The big story: Critical condition from Crain’s Detroit
October 18, 2021
Like iodine injected into a vein, the pandemic provided a vivid diagnosis of the U.S. health care system.
It’s an emergency.
Experts at the Crain’s Health Care Leadership Summit in Dearborn last Wednesday highlighted the industry’s most pressing problems in hopes of exploring solutions and improving outcomes. The event focused on three facets of the industry — access to care, policy priorities and the ongoing labor shortage.
Health care disparities in Black, Brown and impoverished populations are well documented, but the outcomes have never been as obvious as during the pandemic.

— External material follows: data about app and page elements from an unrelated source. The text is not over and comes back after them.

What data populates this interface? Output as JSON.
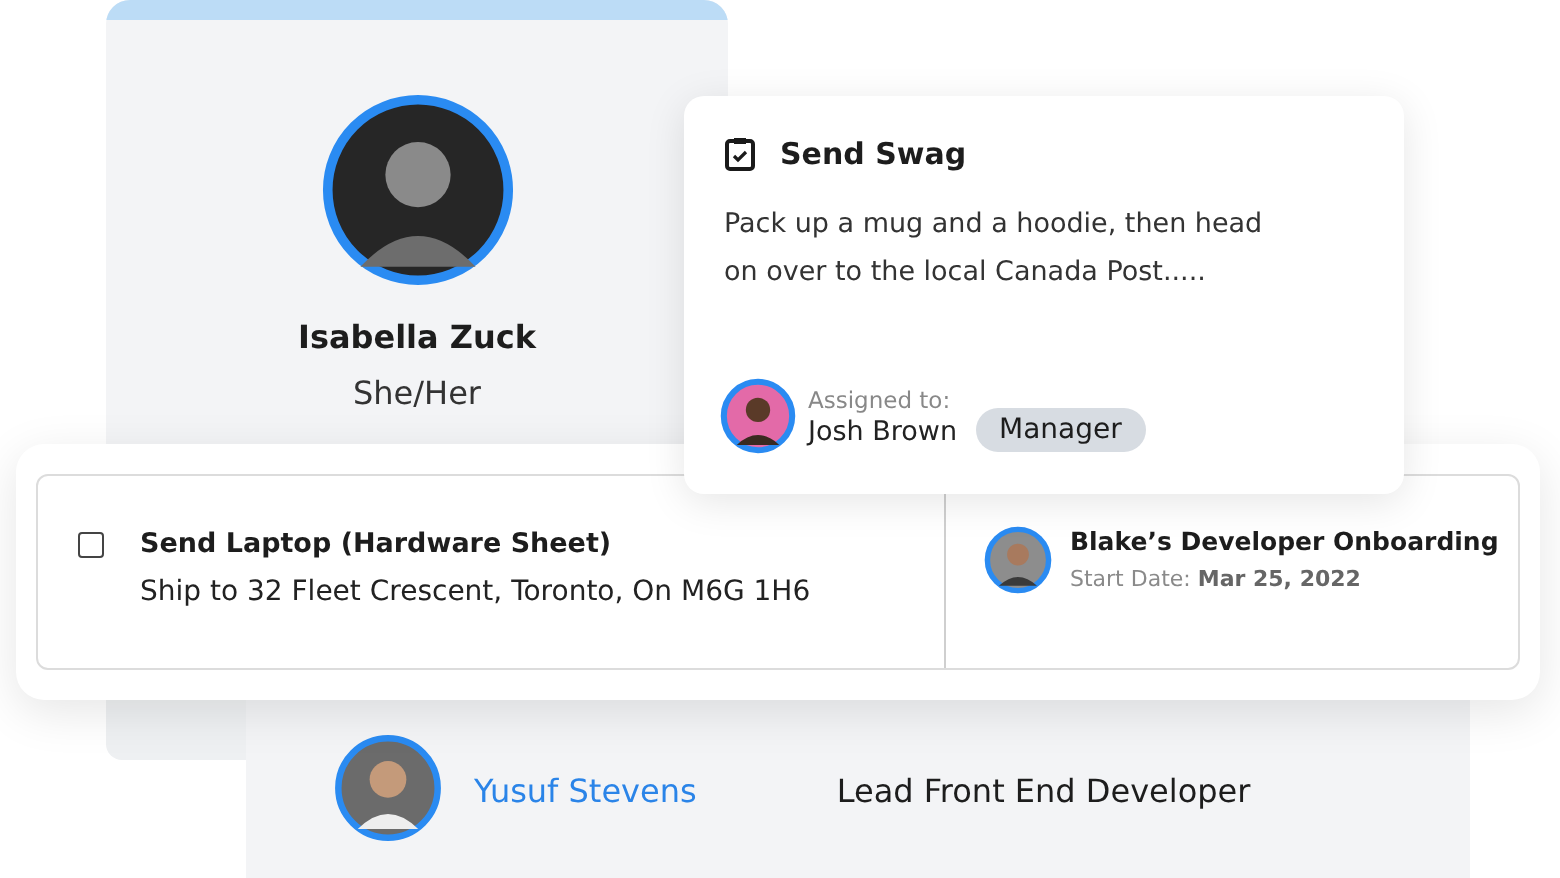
{
  "profile": {
    "name": "Isabella Zuck",
    "pronouns": "She/Her"
  },
  "task_card": {
    "title": "Send Swag",
    "description": "Pack up a mug and a hoodie, then head on over to the local Canada Post.....",
    "assignee_label": "Assigned to:",
    "assignee": "Josh Brown",
    "role": "Manager"
  },
  "laptop_task": {
    "checked": false,
    "title": "Send Laptop (Hardware Sheet)",
    "address": "Ship to 32 Fleet Crescent, Toronto, On M6G 1H6"
  },
  "onboarding": {
    "title": "Blake’s Developer Onboarding",
    "start_label": "Start Date:",
    "start_date": "Mar 25, 2022"
  },
  "person_row": {
    "name": "Yusuf Stevens",
    "job_title": "Lead Front End Developer"
  }
}
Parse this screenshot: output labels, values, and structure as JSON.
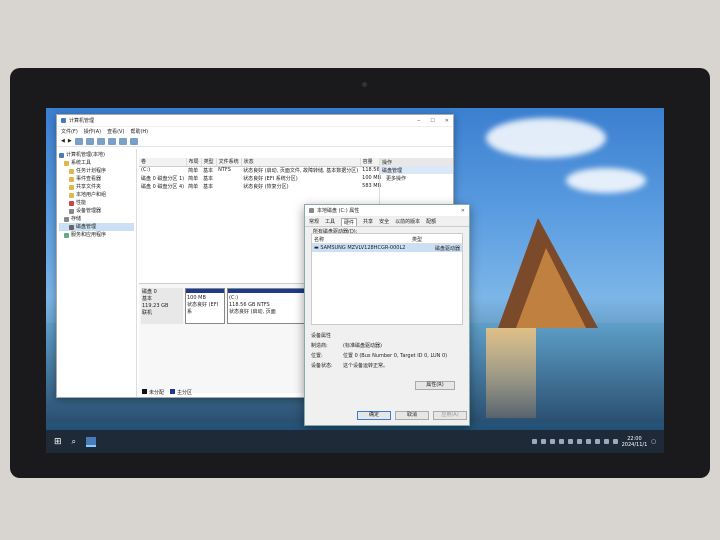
{
  "mmc": {
    "title": "计算机管理",
    "menu": [
      "文件(F)",
      "操作(A)",
      "查看(V)",
      "帮助(H)"
    ],
    "tree": [
      {
        "label": "计算机管理(本地)",
        "level": 0
      },
      {
        "label": "系统工具",
        "level": 1
      },
      {
        "label": "任务计划程序",
        "level": 2
      },
      {
        "label": "事件查看器",
        "level": 2
      },
      {
        "label": "共享文件夹",
        "level": 2
      },
      {
        "label": "本地用户和组",
        "level": 2
      },
      {
        "label": "性能",
        "level": 2
      },
      {
        "label": "设备管理器",
        "level": 2
      },
      {
        "label": "存储",
        "level": 1
      },
      {
        "label": "磁盘管理",
        "level": 2
      },
      {
        "label": "服务和应用程序",
        "level": 1
      }
    ],
    "columns": [
      "卷",
      "布局",
      "类型",
      "文件系统",
      "状态",
      "容量"
    ],
    "volumes": [
      {
        "vol": "(C:)",
        "layout": "简单",
        "type": "基本",
        "fs": "NTFS",
        "status": "状态良好 (启动, 页面文件, 故障转储, 基本数据分区)",
        "size": "118.56 G"
      },
      {
        "vol": "磁盘 0 磁盘分区 1)",
        "layout": "简单",
        "type": "基本",
        "fs": "",
        "status": "状态良好 (EFI 系统分区)",
        "size": "100 MB"
      },
      {
        "vol": "磁盘 0 磁盘分区 4)",
        "layout": "简单",
        "type": "基本",
        "fs": "",
        "status": "状态良好 (恢复分区)",
        "size": "583 MB"
      }
    ],
    "actions": {
      "header": "操作",
      "selected": "磁盘管理",
      "more": "更多操作"
    },
    "disk": {
      "name": "磁盘 0",
      "type": "基本",
      "size": "119.23 GB",
      "state": "联机"
    },
    "partitions": [
      {
        "label": "",
        "size": "100 MB",
        "status": "状态良好 (EFI 系"
      },
      {
        "label": "(C:)",
        "size": "118.56 GB NTFS",
        "status": "状态良好 (启动, 页面"
      }
    ],
    "legend": [
      "未分配",
      "主分区"
    ]
  },
  "dialog": {
    "title": "本地磁盘 (C:) 属性",
    "tabs": [
      "常规",
      "工具",
      "硬件",
      "共享",
      "安全",
      "以前的版本",
      "配额"
    ],
    "selected_tab": "硬件",
    "list_title": "所有磁盘驱动器(D):",
    "list_cols": [
      "名称",
      "类型"
    ],
    "device": {
      "name": "SAMSUNG MZVLV128HCGR-000L2",
      "type": "磁盘驱动器"
    },
    "props_title": "设备属性",
    "props": [
      {
        "k": "制造商:",
        "v": "(标准磁盘驱动器)"
      },
      {
        "k": "位置:",
        "v": "位置 0 (Bus Number 0, Target ID 0, LUN 0)"
      },
      {
        "k": "设备状态:",
        "v": "这个设备运转正常。"
      }
    ],
    "props_button": "属性(R)",
    "ok": "确定",
    "cancel": "取消",
    "apply": "应用(A)"
  },
  "taskbar": {
    "time": "22:00",
    "date": "2024/11/1"
  },
  "colors": {
    "unallocated": "#111111",
    "primary": "#1c3b8e",
    "accent": "#3a7bd5"
  }
}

For instance, in 2020, Black people were 2.1 times more likely than white people to die from COVID-19 in the U.S. In Michigan last year, roughly 30 out of every 1,000 Black people living in Michigan could expect to die from COVID-19, according to data published by Brookings Institution last March.
To improve access to health care, the system must go mobile, said Dr. Philip Levy, professor of emergency medicine at Wayne State University and chief innovation officer for Wayne Health.
Levy’s practice is attempting to reinvent the model by putting primary preventive care on wheels and meeting patients where they live in an attempt to overcome systemic problems by treating chronic conditions like high blood pressure.
The pandemic has also led to the most critical staffing crisis the industry has ever faced. Nationally, roughly 30 percent of nurses have either quit or been terminated during the pandemic.
In fact, health care companies collectively are set to lose $54 billion due to the rising cost of labor and the extra expense of recruitment, said Tina Wheeler, U.S. health care leader for consulting firm Deloitte.
Christopher Friese, professor of nursing, health management and policy at University of Michigan School of Medicine and an active registered nurse, said administrators must work to restore trust and act upon staff concerns to improve working conditions in health care.
Hospitals aren’t just short nurses and other medical staff. They can’t fill jobs in the back office or cafeteria, either.
“We’re competing for finance and IT analysts with every other industry right now. In our retail space, we’re competing with the restaurant industry for food service workers as well,” said Dr. Betty Chu, chief quality officer for Henry Ford Health System.
Chu said the staffing shortage has caused HFHS to re-examine workflows to find ways to automate more tasks. One job the Detroit-based hospital system is looking to redesign is case managers for discharging patients. That’s being pursued right now because of the reality that the staffing shortage is probably going to get worse before it gets better, Chu said.
“A lot of the work we’re doing internally is to say, ‘We’re not going to have more staff,'” Chu said. “Let’s just start with that. How are we going to redesign the work to maximize the efficiency of the people that we have (and) ensure they can do the work that we need them to do?”
— Dustin Walsh, with contributions from Chad Livengood
Read, “The big story: Critical condition” from Crain’s Detroit